03 May 2012

Why Is Maria Riva Still A Punching Bag?

I haven't heard of Richard "Bugs" Burnett, a columnist at Montreal Gazette's blogs whose bio touts him as a maple-flavored Michael Musto. I don't know of John Banks either, one of Dietrich's boys during the '60s and '70s--figuratively and literally, apparently beginning his service to Dietrich at the tender age of 15. Burnett, however, gave me a thorough introduction to Banks in an article just published called "How one night in Montreal changed the life of Marlene Dietrich." Clearly, the presumptuous title should have been "How one night in Montreal changed the life of John Banks," but Dietrich's name naturally has more SEO clout.

Misleading title aside, Burnett extracts a lot of details from Banks, including a beautiful photo of Dietrich and Banks together, who remind me of Catherine Deneuve and Pierre Clementi in Belle de jour. More intriguing are Burnett's choice of authoritative biographers, Charlotte Chandler and David Bret. I've covered Chandler a bit after having read her Dietrich bio and still have yet to read Bret's, who has at least made his presence known, but I'm well aware that both biographers are of ill-repute if you take Marlene Dietrich Collection Berlin's newsletters as gospel (Bret here; Chandler here). Of course, those who read enough of my shtick must know that I enjoy the apocrypha as much as the torah and welcome all. In fact, I still have hopes of writing about Dean Goodman and Erik Hanut's books, which I read many months ago.

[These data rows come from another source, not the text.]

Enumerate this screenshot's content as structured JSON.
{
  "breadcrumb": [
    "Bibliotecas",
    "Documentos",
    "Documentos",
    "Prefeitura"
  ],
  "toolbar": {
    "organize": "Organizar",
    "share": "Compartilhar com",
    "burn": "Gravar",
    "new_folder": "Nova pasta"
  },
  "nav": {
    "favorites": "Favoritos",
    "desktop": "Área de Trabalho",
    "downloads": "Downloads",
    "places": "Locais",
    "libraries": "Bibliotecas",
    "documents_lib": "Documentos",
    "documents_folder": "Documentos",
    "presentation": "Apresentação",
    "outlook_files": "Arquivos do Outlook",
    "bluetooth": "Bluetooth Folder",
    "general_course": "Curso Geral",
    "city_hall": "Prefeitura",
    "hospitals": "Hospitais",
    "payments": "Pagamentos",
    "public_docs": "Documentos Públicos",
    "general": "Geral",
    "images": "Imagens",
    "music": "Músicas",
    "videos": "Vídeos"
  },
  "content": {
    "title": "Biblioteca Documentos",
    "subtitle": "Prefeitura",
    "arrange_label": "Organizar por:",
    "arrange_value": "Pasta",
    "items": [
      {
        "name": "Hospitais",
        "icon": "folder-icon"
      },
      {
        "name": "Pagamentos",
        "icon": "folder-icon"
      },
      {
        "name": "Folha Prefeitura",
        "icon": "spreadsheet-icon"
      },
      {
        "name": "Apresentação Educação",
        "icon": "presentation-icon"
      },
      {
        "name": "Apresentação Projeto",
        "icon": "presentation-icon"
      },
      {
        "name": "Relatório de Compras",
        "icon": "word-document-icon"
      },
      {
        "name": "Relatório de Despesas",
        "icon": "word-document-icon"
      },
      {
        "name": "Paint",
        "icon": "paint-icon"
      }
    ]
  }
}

Back to Burnett, while I find his favored biographers a surprising choice, his silence on Maria Riva's book--the Song of Songs as far as Dietrich tomes are concerned--strikes me as strange. Instead of citing Maria's book, Burnett quotes Banks' recollection of Maria enabling Dietrich's alcoholism. Maria admitted to being Dietrich's handmaiden but never her Hebe! Sometimes, I wonder whether some Dietrich fans still have it out for Maria. Burnett expresses his fandom throughout his article--especially the introduction--and in an earlier article he wrote that mentioned Banks. I've been meaning to post a lengthy look at all the times Dietrich fanboy Steven Bach poked fun of Maria's weight in his book, and I have been keeping my eye on the vitriol that some (or one?) DataLounge poster(s) spew(s) Maria's way, too. Do any of you still have these kinds of feelings about Maria? Feel free to air them out here!

I'll just request that if any of you know more about John Banks, please educate us in the comments section in between your rants. So far, I've learned that he was a bartender at Le Mystique, the oldest gay bar in Montreal until it closed in 2009. As least its Angelfire site remains, which may very well be the last Angelfire site standing. Seriously, I hope someone salvaged its NOSTALGAY exhibit. Establishments like Le Mystique remind me of the Hollywood gay dive that I never had a chance to visit--Spotlight, which looked like Skid Row on poppers from the street but must have been brimming with history within its doors.